Sodexo: Human Rights Abuses In The Food Service Industry
By Nicole C. Lee, Esq
(TriceEdneyWire.com) - Look around you. Practically every good and service you use is not provided by companies in your neighborhood. Multi-national corporations bring you most everything from your television set to your fruits and vegetables. They are so common place now that most of us dont notice them and we just assume they are benign operations here to serve us.
Among the companies many of us dont notice is Sodexo. They provide the cafeteria and linen services at many US colleges and universities, hospitals, government facilities and many other sites. We seldom consider how the workers behind the scenes are treated. Sodexo has been found to have human rights abuses in the US and throughout the African world that are staggering.
Sodexo is the 21st largest company in the world. It has 6,000 sites around the world. It has 120,000 employees and services 10 million people. Last year it reported an income of $7.7 billion. Yet workers for the company suffer under some of the worse conditions.
Danny Glover, the chairman of the Board of TransAfrica, learned about Sodexos abuses in 2010. He then called upon me, the President of TransAfrica, to conduct an international study of Sodexo. The organization dispatched human rights researchers to countries with large Afro-descendant populations where Sodexo does business. We went to Morocco, Colombia, the Dominican Republic, and the United States. The organization was unable to gain entry into Guinea and used a report from a freelance journalist who conducted the same research. The results were startling and consistent from site to site.
The new report by TransAfrica Forum, Voices for Change: Sodexo Workers From Five Countries Speak Out, recounts the abuses described by Sodexo workers. The report finds that Sodexo employs the lowest-road employment practices which offer workers the lowest wages possible and deprives them of their basic human dignity.
In one location women are forced to take pregnancy tests to get or keep their jobs. Workers are forced to eat the food off the trays left by customers. On at least one occasion workers suffered food poisoning from the spoiled food and were taken to hospitals. The racism is so apparent at one site the managers from that host country cannot sit in the cafeteria with the white managers from France. And across the board workers complained about having to work forced overtime and not receiving payment for their overtime work. The workers also told our researcher that often they have to provide their own safety equipment and there are reports of deaths at Sodexo plants due to lack of proper training. In the United States Black workers are not promoted at the same rate as their white counterparts. The full report is available on TransAfricas website at www.transafrica.org
TransAfrica has launched an international campaign against Sodexo. We have taken our complaints to the US Congress. In late January I attended the Sodexo shareholders meeting in France and spoke with investors. Sodexo is a huge corporation that can ill afford to have investors concerned about human and labor rights abuses. In addition, we have asked the 2012 London Olympic Committee to deny Sodexo a multi-billion dollar contract.
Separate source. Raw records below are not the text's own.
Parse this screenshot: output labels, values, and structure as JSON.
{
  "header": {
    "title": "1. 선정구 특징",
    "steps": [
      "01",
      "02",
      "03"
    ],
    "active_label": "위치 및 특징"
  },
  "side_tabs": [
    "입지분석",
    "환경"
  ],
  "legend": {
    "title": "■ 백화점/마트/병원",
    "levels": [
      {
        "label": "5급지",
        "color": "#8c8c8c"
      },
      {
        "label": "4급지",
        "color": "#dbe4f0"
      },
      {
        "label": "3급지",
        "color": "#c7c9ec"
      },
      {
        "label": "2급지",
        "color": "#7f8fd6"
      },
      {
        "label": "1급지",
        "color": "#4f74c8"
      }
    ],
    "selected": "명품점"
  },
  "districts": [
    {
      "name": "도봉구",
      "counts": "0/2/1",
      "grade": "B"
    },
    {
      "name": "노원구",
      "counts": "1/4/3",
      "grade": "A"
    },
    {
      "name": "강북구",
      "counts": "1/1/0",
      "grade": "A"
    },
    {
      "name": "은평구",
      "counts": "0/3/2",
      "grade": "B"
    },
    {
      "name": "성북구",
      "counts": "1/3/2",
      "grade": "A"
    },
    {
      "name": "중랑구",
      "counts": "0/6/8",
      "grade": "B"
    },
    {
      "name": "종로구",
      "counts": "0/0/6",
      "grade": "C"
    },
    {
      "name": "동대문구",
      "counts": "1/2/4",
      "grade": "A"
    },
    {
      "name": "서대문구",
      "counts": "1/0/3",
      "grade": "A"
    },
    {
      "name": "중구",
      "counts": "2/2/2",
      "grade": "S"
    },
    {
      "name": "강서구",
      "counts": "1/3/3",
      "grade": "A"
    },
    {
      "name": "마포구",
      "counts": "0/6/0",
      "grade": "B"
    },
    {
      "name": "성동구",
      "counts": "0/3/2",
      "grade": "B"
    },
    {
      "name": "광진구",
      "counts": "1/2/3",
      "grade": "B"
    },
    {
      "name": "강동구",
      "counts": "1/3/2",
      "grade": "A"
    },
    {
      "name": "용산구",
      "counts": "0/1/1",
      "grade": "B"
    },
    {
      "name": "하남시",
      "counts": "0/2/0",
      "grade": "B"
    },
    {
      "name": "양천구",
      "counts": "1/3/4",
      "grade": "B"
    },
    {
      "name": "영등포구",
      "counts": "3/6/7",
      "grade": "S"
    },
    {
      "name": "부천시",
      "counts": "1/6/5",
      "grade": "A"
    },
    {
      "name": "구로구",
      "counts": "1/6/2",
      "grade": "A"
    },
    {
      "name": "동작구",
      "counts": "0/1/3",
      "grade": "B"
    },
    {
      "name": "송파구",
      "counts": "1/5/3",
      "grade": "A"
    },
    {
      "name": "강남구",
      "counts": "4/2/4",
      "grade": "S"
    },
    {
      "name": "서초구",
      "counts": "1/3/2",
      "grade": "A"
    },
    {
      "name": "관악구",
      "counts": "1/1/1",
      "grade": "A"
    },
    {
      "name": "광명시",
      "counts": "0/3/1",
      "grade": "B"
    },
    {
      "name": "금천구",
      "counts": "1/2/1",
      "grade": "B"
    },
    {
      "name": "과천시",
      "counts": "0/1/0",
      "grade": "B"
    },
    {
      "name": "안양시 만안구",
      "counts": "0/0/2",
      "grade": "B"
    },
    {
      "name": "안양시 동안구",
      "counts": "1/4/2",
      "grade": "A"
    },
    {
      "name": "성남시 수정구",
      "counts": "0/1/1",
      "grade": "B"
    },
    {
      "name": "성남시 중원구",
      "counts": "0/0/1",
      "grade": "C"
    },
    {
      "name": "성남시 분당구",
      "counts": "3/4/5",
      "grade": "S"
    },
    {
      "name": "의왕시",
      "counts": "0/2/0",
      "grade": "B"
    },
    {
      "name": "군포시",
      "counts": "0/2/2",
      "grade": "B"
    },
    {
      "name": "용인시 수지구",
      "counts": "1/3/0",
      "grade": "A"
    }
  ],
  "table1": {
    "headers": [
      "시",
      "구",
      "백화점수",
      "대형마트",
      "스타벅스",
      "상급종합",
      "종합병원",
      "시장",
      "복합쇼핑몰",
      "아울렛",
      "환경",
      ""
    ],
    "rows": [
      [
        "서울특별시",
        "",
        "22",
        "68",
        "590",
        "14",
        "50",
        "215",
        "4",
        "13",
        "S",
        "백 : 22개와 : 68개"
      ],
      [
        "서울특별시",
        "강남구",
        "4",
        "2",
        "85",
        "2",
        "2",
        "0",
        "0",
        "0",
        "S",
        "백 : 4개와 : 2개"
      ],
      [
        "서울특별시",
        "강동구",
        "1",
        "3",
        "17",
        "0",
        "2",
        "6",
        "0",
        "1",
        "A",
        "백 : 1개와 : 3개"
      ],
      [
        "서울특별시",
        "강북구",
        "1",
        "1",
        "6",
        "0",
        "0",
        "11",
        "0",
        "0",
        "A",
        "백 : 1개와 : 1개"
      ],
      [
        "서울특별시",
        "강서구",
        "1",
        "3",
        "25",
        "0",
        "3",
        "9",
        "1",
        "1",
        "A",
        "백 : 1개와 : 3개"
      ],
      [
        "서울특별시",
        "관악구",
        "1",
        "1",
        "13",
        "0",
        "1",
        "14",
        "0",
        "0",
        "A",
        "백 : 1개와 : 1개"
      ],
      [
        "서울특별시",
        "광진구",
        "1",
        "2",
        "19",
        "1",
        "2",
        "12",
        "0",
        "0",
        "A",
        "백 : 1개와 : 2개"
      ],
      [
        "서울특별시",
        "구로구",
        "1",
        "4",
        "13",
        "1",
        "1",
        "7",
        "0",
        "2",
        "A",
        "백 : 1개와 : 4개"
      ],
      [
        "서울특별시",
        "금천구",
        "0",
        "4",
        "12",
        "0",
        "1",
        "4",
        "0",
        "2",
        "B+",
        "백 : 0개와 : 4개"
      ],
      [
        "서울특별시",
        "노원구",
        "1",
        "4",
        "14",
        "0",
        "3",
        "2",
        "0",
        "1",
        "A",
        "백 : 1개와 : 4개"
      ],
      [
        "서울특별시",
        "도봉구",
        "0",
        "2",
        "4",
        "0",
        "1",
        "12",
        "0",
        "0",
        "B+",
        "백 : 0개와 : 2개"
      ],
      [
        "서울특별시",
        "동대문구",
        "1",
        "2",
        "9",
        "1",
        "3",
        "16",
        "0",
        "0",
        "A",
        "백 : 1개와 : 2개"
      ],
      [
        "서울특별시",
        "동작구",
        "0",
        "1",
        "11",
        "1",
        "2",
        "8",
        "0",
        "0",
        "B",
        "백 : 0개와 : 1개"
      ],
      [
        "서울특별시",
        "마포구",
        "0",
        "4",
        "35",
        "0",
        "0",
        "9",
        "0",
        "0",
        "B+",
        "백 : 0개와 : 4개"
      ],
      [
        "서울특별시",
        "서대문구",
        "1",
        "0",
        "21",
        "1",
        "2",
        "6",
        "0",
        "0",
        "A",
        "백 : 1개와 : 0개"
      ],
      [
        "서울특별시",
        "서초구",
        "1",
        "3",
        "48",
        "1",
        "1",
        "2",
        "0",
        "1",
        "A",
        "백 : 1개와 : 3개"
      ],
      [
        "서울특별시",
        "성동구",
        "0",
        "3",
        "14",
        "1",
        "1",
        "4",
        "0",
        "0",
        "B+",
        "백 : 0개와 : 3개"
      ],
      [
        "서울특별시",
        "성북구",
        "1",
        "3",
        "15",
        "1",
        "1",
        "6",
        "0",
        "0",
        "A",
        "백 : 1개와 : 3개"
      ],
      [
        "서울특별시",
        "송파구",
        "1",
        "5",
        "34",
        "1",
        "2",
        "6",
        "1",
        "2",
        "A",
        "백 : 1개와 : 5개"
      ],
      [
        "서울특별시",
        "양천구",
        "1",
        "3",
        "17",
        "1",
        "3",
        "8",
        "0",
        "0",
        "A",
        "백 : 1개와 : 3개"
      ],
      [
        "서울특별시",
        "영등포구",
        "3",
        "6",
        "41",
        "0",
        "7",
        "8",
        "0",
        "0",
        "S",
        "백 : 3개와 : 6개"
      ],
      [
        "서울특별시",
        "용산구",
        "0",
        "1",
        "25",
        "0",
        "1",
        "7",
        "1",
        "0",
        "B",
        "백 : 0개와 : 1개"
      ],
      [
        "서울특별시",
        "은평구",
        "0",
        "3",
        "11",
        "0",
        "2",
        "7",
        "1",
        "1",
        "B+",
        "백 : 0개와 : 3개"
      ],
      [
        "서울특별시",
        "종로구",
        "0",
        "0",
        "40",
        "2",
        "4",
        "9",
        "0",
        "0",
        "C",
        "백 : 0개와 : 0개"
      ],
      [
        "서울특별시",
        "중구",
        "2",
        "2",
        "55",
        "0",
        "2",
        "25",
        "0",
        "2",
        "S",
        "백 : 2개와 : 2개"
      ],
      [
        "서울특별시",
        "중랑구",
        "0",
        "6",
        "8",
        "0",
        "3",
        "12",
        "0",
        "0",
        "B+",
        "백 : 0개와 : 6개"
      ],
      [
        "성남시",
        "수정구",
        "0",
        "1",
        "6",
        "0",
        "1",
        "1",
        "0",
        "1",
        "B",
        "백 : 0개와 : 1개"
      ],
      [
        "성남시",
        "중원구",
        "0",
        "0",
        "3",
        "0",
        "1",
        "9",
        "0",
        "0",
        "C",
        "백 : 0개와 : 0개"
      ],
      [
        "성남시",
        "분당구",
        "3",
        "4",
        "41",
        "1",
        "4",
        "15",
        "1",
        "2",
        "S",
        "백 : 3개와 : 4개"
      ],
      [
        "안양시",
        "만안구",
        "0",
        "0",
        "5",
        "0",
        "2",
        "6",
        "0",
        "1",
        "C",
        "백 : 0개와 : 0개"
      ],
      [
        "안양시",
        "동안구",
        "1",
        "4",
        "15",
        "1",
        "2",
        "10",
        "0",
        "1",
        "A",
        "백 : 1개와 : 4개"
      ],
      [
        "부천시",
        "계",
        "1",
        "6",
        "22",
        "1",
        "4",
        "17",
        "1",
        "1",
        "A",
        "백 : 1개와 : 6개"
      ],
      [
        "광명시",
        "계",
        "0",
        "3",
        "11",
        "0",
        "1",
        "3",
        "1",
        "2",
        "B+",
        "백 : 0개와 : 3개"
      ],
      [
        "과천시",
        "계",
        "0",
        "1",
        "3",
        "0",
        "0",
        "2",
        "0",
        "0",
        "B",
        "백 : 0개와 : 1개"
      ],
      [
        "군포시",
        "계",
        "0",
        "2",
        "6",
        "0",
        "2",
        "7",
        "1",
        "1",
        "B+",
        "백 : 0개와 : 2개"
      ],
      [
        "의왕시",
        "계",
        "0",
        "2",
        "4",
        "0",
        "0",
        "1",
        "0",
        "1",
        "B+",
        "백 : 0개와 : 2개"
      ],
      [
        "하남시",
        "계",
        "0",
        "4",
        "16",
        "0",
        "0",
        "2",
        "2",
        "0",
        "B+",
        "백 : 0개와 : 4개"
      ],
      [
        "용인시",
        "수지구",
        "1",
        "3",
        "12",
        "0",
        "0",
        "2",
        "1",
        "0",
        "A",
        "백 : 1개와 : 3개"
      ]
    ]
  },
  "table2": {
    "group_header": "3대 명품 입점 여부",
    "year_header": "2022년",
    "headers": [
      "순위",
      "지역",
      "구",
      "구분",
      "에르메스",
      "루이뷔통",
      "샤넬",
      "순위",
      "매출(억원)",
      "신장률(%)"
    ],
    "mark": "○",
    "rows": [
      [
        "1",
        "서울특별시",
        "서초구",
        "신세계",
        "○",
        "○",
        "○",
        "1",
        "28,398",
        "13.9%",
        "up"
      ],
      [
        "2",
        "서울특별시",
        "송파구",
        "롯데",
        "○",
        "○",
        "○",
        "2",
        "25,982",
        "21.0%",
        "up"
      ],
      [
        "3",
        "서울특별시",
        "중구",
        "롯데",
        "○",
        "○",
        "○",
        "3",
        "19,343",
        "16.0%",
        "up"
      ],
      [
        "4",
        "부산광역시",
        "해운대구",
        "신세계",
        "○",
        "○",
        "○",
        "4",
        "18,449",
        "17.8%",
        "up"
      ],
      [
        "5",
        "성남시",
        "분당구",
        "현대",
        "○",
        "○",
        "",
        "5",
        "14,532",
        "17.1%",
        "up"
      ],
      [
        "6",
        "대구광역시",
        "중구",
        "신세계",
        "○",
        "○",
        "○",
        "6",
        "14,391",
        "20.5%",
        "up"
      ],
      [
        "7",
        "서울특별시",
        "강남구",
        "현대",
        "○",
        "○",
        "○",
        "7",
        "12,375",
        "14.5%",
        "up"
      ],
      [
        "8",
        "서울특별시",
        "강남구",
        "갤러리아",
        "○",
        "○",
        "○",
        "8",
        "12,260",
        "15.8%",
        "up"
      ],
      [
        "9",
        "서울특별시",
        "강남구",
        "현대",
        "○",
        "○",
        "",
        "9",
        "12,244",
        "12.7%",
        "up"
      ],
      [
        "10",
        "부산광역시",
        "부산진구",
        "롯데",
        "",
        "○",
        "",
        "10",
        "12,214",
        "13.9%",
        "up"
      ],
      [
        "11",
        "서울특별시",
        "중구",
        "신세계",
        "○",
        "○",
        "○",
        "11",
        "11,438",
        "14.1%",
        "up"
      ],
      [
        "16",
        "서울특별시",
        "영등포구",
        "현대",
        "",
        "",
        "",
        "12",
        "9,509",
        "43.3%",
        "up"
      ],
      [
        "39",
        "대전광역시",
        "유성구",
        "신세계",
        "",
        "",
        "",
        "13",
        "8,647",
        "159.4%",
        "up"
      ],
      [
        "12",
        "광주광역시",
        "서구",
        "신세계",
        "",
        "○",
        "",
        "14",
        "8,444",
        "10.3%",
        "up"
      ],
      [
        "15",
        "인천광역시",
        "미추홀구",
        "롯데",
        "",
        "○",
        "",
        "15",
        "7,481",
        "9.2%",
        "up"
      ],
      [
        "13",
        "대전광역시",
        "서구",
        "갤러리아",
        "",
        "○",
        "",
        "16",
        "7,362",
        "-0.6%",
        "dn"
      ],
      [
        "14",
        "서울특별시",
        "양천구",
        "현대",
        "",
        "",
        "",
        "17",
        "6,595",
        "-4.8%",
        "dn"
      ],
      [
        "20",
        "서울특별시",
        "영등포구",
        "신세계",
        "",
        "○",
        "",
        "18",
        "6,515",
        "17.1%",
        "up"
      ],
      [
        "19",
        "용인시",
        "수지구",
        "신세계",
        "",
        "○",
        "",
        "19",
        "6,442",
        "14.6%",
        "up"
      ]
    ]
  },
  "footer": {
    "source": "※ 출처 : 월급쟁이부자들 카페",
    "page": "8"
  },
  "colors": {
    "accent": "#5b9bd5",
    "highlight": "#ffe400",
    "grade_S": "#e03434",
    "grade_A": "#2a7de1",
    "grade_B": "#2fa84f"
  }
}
The same request was made in Brazil for the upcoming World Cup games and the 2016 Olympics.
It behooves us all to stop large corporations from abusing their privileges. Sodexo is not the only bad player on the international stage, but if we can bring Sodexo to some kind of global labor agreement to improve conditions then maybe the others will follow suit or we take the next fight to them.
Nicole C. Lee, Esq. is the President of TransAfrica Forum